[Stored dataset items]
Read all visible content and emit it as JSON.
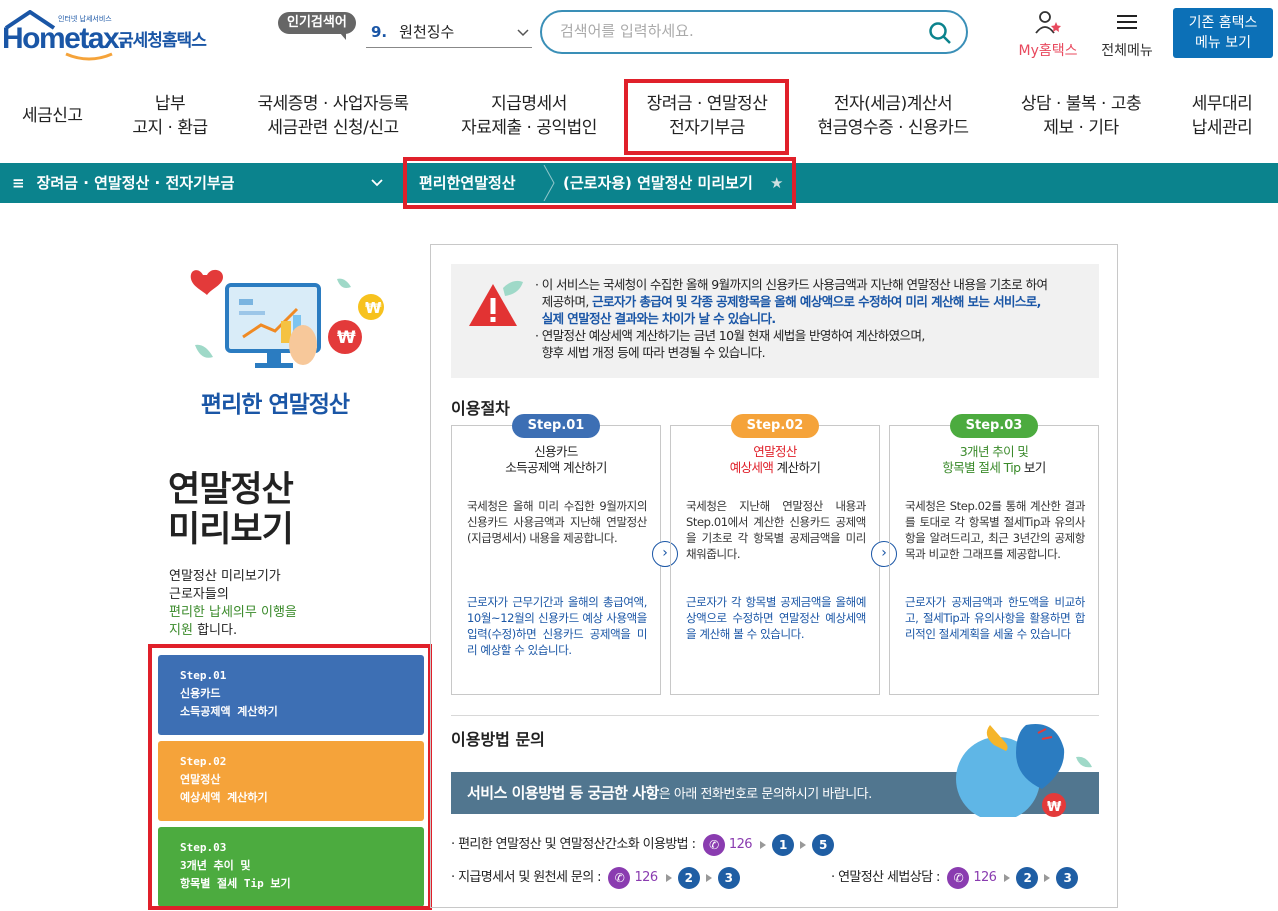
{
  "header": {
    "logo_text": "Hometax.",
    "logo_kor": "국세청홈택스",
    "logo_tiny": "인터넷 납세서비스",
    "popular_label": "인기검색어",
    "popular_rank": "9.",
    "popular_term": "원천징수",
    "search_placeholder": "검색어를 입력하세요.",
    "my_hometax": "My홈택스",
    "all_menu": "전체메뉴",
    "old_hometax_line1": "기존 홈택스",
    "old_hometax_line2": "메뉴 보기"
  },
  "mainnav": [
    {
      "l1": "세금신고",
      "l2": ""
    },
    {
      "l1": "납부",
      "l2": "고지 · 환급"
    },
    {
      "l1": "국세증명 · 사업자등록",
      "l2": "세금관련 신청/신고"
    },
    {
      "l1": "지급명세서",
      "l2": "자료제출 · 공익법인"
    },
    {
      "l1": "장려금 · 연말정산",
      "l2": "전자기부금"
    },
    {
      "l1": "전자(세금)계산서",
      "l2": "현금영수증 · 신용카드"
    },
    {
      "l1": "상담 · 불복 · 고충",
      "l2": "제보 · 기타"
    },
    {
      "l1": "세무대리",
      "l2": "납세관리"
    }
  ],
  "breadcrumb": {
    "menu": "장려금 · 연말정산 · 전자기부금",
    "level1": "편리한연말정산",
    "level2": "(근로자용) 연말정산 미리보기"
  },
  "left": {
    "illus_title": "편리한 연말정산",
    "big_title_1": "연말정산",
    "big_title_2": "미리보기",
    "desc_1": "연말정산 미리보기가",
    "desc_2": "근로자들의",
    "desc_3": "편리한 납세의무 이행을",
    "desc_4": "지원",
    "desc_5": "합니다.",
    "steps": [
      {
        "line1": "Step.01",
        "line2": "신용카드",
        "line3": "소득공제액 계산하기",
        "color": "#3d6fb4"
      },
      {
        "line1": "Step.02",
        "line2": "연말정산",
        "line3": "예상세액 계산하기",
        "color": "#f5a33a"
      },
      {
        "line1": "Step.03",
        "line2": "3개년 추이 및",
        "line3": "항목별 절세 Tip 보기",
        "color": "#4cab3f"
      }
    ]
  },
  "notice": {
    "p1_a": "· 이 서비스는 국세청이 수집한 올해 9월까지의 신용카드 사용금액과 지난해 연말정산 내용을 기초로 하여",
    "p1_b": "제공하며,",
    "p1_c": "근로자가 총급여 및 각종 공제항목을 올해 예상액으로 수정하여 미리 계산해 보는 서비스로,",
    "p1_d": "실제 연말정산 결과와는 차이가 날 수 있습니다.",
    "p2_a": "· 연말정산 예상세액 계산하기는 금년 10월 현재 세법을 반영하여 계산하였으며,",
    "p2_b": "향후 세법 개정 등에 따라 변경될 수 있습니다."
  },
  "procedure": {
    "title": "이용절차",
    "cards": [
      {
        "pill": "Step.01",
        "pill_color": "#3d6fb4",
        "head1": "신용카드",
        "head2": "소득공제액 계산하기",
        "body": "국세청은 올해 미리 수집한 9월까지의 신용카드 사용금액과 지난해 연말정산(지급명세서) 내용을 제공합니다.",
        "note": "근로자가 근무기간과 올해의 총급여액, 10월~12월의 신용카드 예상 사용액을 입력(수정)하면 신용카드 공제액을 미리 예상할 수 있습니다."
      },
      {
        "pill": "Step.02",
        "pill_color": "#f5a33a",
        "head1": "연말정산",
        "head2a": "예상세액",
        "head2b": " 계산하기",
        "body": "국세청은 지난해 연말정산 내용과 Step.01에서 계산한 신용카드 공제액을 기초로 각 항목별 공제금액을 미리 채워줍니다.",
        "note": "근로자가 각 항목별 공제금액을 올해예상액으로 수정하면 연말정산 예상세액을 계산해 볼 수 있습니다."
      },
      {
        "pill": "Step.03",
        "pill_color": "#4cab3f",
        "head1": "3개년 추이 및",
        "head2a": "항목별 절세 Tip",
        "head2b": " 보기",
        "body": "국세청은 Step.02를 통해 계산한 결과를 토대로 각 항목별 절세Tip과 유의사항을 알려드리고, 최근 3년간의 공제항목과 비교한 그래프를 제공합니다.",
        "note": "근로자가 공제금액과 한도액을 비교하고, 절세Tip과 유의사항을 활용하면 합리적인 절세계획을 세울 수 있습니다"
      }
    ]
  },
  "contact": {
    "title": "이용방법 문의",
    "bar_bold": "서비스 이용방법 등 궁금한 사항",
    "bar_rest": "은 아래 전화번호로 문의하시기 바랍니다.",
    "row1_label": "· 편리한 연말정산 및 연말정산간소화 이용방법 :",
    "row2_label": "· 지급명세서 및 원천세 문의 :",
    "row3_label": "· 연말정산 세법상담 :",
    "phone": "126",
    "row1_nums": [
      "1",
      "5"
    ],
    "row2_nums": [
      "2",
      "3"
    ],
    "row3_nums": [
      "2",
      "3"
    ]
  }
}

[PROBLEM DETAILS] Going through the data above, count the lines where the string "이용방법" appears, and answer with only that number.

[COMPLETED TASK] 3